AIM OF THE TASK: The lines to copy are those holding the string "claw" in the entries below.
■ ■ ■ ■ ■
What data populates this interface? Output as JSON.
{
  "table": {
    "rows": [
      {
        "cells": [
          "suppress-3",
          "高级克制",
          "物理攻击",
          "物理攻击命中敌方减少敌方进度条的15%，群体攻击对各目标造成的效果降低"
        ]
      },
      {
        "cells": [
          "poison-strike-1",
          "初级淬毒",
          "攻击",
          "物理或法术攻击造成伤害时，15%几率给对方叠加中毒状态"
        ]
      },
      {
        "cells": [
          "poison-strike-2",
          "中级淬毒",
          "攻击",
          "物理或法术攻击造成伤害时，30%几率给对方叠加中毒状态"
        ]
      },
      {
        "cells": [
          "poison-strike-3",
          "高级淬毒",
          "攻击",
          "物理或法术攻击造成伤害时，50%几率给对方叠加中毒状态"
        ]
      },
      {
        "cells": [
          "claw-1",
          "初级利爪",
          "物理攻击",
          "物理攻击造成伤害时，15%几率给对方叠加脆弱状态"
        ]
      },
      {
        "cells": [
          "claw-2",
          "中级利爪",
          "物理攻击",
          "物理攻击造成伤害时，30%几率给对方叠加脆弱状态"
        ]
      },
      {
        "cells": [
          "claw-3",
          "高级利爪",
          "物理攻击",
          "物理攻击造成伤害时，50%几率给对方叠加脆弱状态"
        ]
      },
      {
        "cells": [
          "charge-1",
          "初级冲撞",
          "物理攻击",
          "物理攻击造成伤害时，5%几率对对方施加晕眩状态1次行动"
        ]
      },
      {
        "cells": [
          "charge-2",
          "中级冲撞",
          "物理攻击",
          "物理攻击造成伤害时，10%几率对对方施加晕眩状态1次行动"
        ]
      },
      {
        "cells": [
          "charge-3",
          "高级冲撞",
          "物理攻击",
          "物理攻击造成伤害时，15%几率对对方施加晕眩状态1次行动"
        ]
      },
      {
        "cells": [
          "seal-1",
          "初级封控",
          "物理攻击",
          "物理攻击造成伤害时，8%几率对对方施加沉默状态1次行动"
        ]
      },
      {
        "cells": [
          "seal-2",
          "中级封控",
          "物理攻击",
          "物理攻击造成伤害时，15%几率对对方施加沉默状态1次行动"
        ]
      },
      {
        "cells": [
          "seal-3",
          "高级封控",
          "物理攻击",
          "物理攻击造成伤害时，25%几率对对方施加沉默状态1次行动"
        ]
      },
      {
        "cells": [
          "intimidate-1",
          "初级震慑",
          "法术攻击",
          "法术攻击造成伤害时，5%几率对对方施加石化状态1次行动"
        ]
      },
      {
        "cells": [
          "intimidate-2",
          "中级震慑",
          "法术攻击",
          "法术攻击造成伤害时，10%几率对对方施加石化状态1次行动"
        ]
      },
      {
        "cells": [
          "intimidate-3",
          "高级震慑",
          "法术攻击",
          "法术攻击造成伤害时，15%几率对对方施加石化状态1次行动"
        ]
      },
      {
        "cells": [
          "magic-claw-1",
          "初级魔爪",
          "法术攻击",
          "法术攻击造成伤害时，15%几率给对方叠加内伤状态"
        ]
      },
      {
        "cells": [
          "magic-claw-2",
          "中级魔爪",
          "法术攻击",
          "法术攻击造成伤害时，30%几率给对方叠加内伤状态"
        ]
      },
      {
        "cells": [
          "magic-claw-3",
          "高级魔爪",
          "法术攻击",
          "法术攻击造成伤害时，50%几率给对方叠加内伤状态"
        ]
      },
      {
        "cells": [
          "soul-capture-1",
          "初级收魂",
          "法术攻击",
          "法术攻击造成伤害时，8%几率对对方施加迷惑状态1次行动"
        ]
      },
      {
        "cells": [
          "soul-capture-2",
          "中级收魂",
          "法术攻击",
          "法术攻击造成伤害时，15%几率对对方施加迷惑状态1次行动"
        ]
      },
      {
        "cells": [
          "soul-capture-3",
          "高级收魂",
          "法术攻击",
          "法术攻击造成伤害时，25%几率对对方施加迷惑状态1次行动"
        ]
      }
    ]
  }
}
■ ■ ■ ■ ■
ANSWER TO THIS TASK:
          "claw-1",
          "claw-2",
          "claw-3",
          "magic-claw-1",
          "magic-claw-2",
          "magic-claw-3",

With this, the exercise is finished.